The simple and fairly complete answer is choice. The thing that really appeals to me about the open source software movement is the fact that if I don't like the direction my distribution is moving, I can change to another without loosing out on much functionality. If you don't like the way your IM app works, try another one, or write your own. If you don't like something you are free to change it.
I was reading a posting on the infamous slash dot on a comparison between Snow Leopard, Windows 7, and Ubuntu 9.10 (http://tech.slashdot.org/story/09/08/31/1916238/OS-Performance-mdash-Snow-Leopard-Windows-7-and-Ubuntu-910) and came across a great comment from user KingSkippus (http://slashdot.org/~KingSkippus) which nails the issue for me, I've posted the whole comment because finding it over there might be challenging, and it really is a great post from that site.
99.997% of the people using these computers don't care.
First of all, I think that number is way too high. While it may seem that way sometimes, people do care. Maybe not even a majority of them, but enough that it does make a difference.
Second of all, those who in theory don't care, when explained why it's important, start to care. When you add up the cost of upgrading from Windows 95 to Windows XP to Windows Vista to Windows 7, along with all of its associated applications (I'm looking at you, Microsoft Office), versus the cost of upgrading through the various versions of Ubuntu or any of the other popular distributions and their associated applications, people really start to notice. One of my favorite things to do when I'm showing off Ubuntu to people is to open the package manager application. I tell them it's like the "Add or Remove Programs" applet, except that you can actually add programs. "All this stuff is available to you for no cost. Just click it, and you're good to go."
When you explain to these people how there is absolutely zero technical reason why they can't have a movie or song play on the DVD player in their living room, their iPod, their computer, and anywhere else (and anyway else) they want to play it, but that thanks to DRM systems incorporated into Windows 7 and Mac OS X, they are artificially restricted from doing so because some third party has decided to "manage their digital rights" for them, it definitely gets their attention.
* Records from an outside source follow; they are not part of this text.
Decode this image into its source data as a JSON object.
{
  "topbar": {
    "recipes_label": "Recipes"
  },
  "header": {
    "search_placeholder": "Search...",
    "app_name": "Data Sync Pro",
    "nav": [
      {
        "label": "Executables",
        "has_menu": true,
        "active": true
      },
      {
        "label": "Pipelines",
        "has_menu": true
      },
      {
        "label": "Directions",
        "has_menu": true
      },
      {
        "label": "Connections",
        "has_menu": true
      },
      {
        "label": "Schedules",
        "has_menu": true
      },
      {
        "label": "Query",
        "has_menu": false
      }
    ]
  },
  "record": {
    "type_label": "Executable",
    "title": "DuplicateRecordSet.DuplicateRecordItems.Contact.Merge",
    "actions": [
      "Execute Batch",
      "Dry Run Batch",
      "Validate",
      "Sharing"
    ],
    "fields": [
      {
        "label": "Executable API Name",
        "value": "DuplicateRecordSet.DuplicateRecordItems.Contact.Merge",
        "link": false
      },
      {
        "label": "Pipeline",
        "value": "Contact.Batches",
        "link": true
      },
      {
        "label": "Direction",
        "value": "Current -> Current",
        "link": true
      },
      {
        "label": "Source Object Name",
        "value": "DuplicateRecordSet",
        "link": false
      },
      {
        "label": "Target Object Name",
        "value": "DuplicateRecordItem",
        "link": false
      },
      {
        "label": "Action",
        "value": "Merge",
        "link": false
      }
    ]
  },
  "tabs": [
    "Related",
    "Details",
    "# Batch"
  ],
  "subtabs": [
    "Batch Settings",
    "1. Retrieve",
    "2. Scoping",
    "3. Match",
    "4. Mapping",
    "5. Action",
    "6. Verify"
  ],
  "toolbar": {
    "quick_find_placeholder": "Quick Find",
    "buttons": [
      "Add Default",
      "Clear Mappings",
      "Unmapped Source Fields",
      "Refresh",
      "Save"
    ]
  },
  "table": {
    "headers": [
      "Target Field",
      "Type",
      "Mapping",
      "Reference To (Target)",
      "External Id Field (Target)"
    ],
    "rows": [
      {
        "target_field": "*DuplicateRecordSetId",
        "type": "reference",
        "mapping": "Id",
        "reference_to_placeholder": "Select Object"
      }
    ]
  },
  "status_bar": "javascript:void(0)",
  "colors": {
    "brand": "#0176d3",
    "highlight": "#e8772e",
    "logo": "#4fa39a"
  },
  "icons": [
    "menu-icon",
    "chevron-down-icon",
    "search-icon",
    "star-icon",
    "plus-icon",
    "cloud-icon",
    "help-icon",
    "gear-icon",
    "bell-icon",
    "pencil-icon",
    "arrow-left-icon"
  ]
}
When you explain to these people how honest competition from really smart people doing really smart things just because they can and because they feel that others should benefit from their collective knowledge is one of the reasons why a lot of commercial closed-source software these days that might otherwise cost hundreds or thousands of dollars is sold for really low cost or given away for free because of how hard it is to compete with volunteer work, it also gets their attention.
When I show people my web browser (Firefox with AdBlock) and how I don't see particularly onerous ads on web sites because the person who wrote my browser isn't beholden to financial interest or corporate mandates, it has raised a lot of eyebrows.
I could go on, but hopefully you see my point. Free and open source software benefits everyone, even people who don't otherwise care, even people who shun it in favor of commercial and/or closed-source options. And sitting back and saying that people don't care isn't very productive. It's in our best interest to actually educate people so that they will care.